Here are some answers to Frequently Asked Questions.

What are the critical components of successful vineyard management?

Successful vineyard management hinges on strategic planning, sustainable practices, regenerative techniques for soil health, efficient planting and growth methods, integrated pest control, and smart irrigation. It’s like a symphony where each element must play in harmony.

How does sustainability fit into vineyard management?

Vineyard sustainability involves using organic practices to nurture the land and vines without relying on synthetic chemicals. Think of it as caring for your garden with nature’s tools.

Can technology improve how I manage my vineyard?

Absolutely! Leveraging technology can streamline operations, from monitoring plant health with drones to automating irrigation systems. It’s like having a high-tech assistant for your grapes.

What is integrated pest management (IPM) in viticulture

What is integrated pest management (IPM) in viticulture

Why is efficient irrigation important in vineyards?

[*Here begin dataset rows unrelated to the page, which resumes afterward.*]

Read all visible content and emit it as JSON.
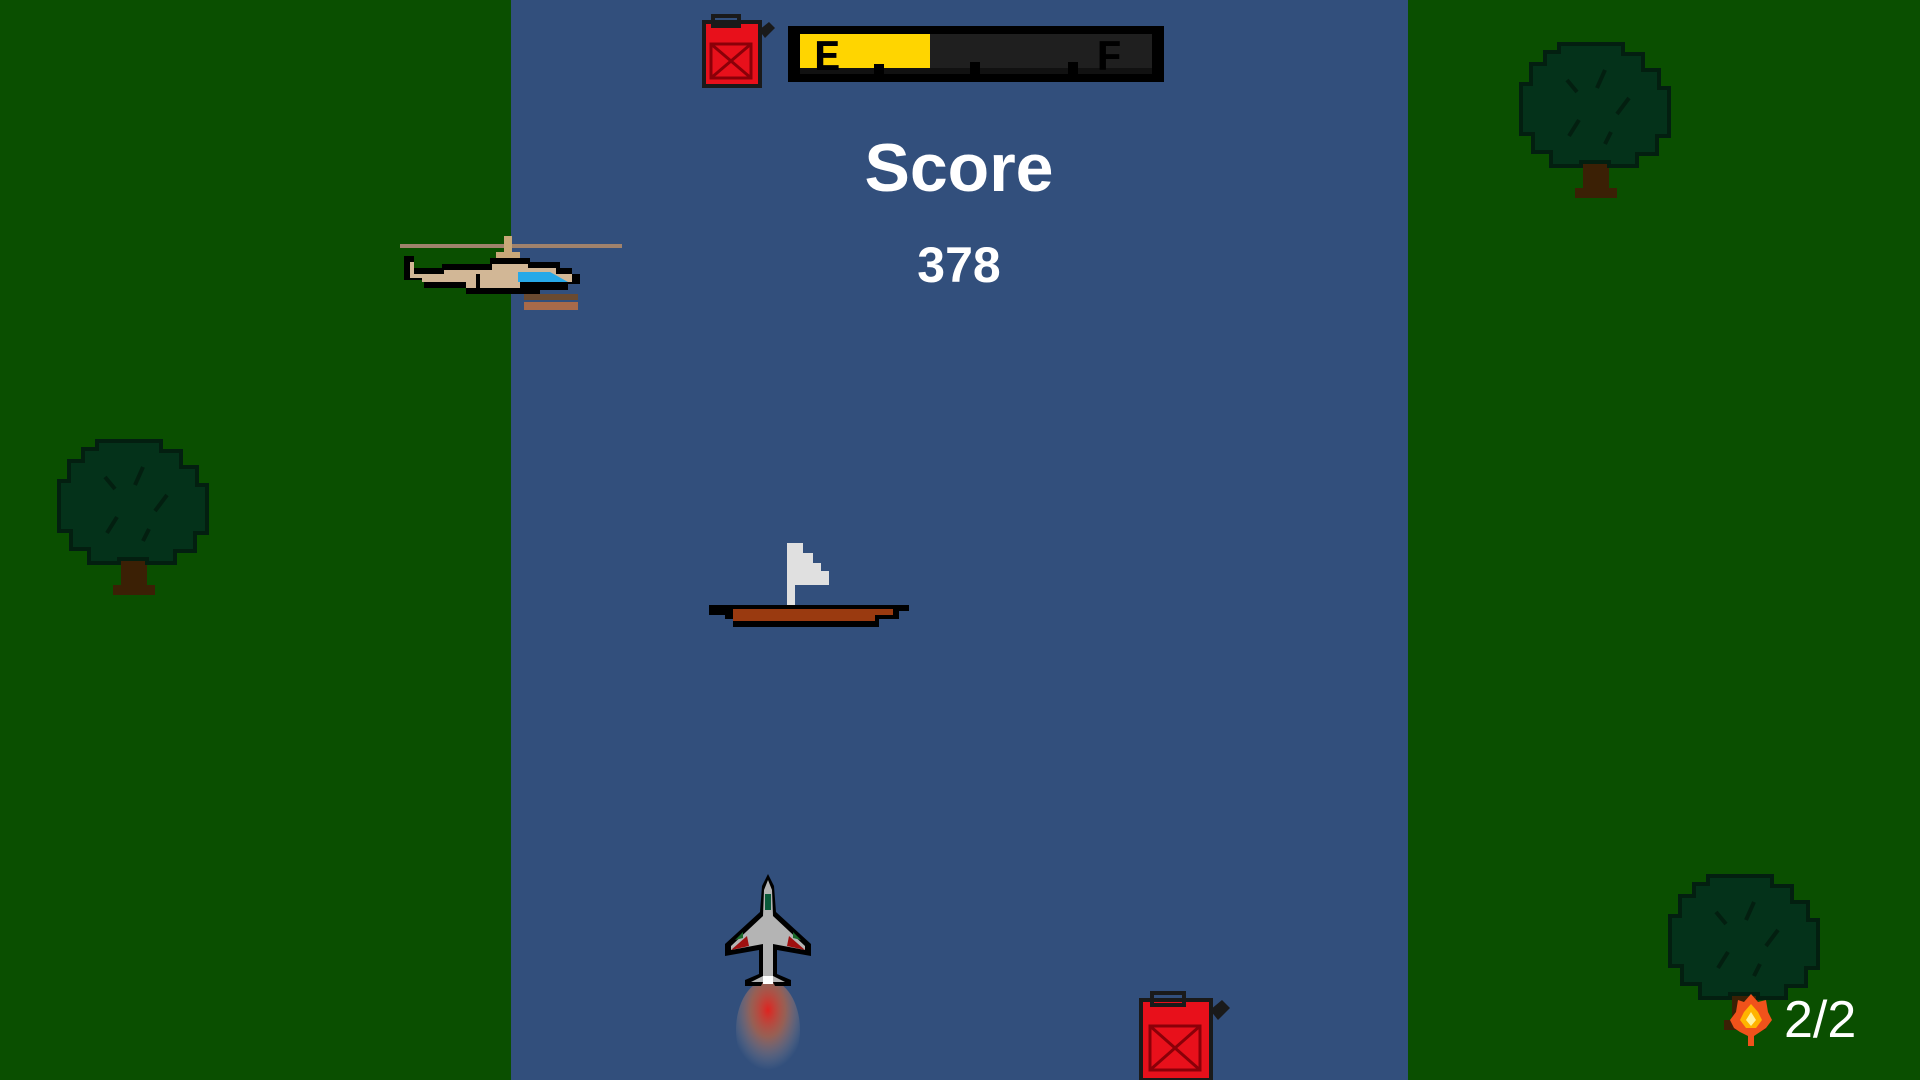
{
  "hud": {
    "fuel": {
      "icon": "fuel-can-icon",
      "empty_label": "E",
      "full_label": "F",
      "level": 0.37,
      "fill_color": "#ffd500"
    },
    "score": {
      "label": "Score",
      "value": "378"
    },
    "lives": {
      "icon": "fire-icon",
      "text": "2/2"
    }
  },
  "scene": {
    "river_color": "#324f7c",
    "bank_color": "#0a4f00",
    "sprites": [
      "helicopter",
      "sailboat",
      "fighter-jet",
      "fuel-can",
      "tree",
      "tree",
      "tree"
    ]
  }
}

Efficient irrigation ensures vines get just the right amount of water—no more, no less—like quenching thirst without over-drinking. This promotes healthy growth and conserves precious water resources.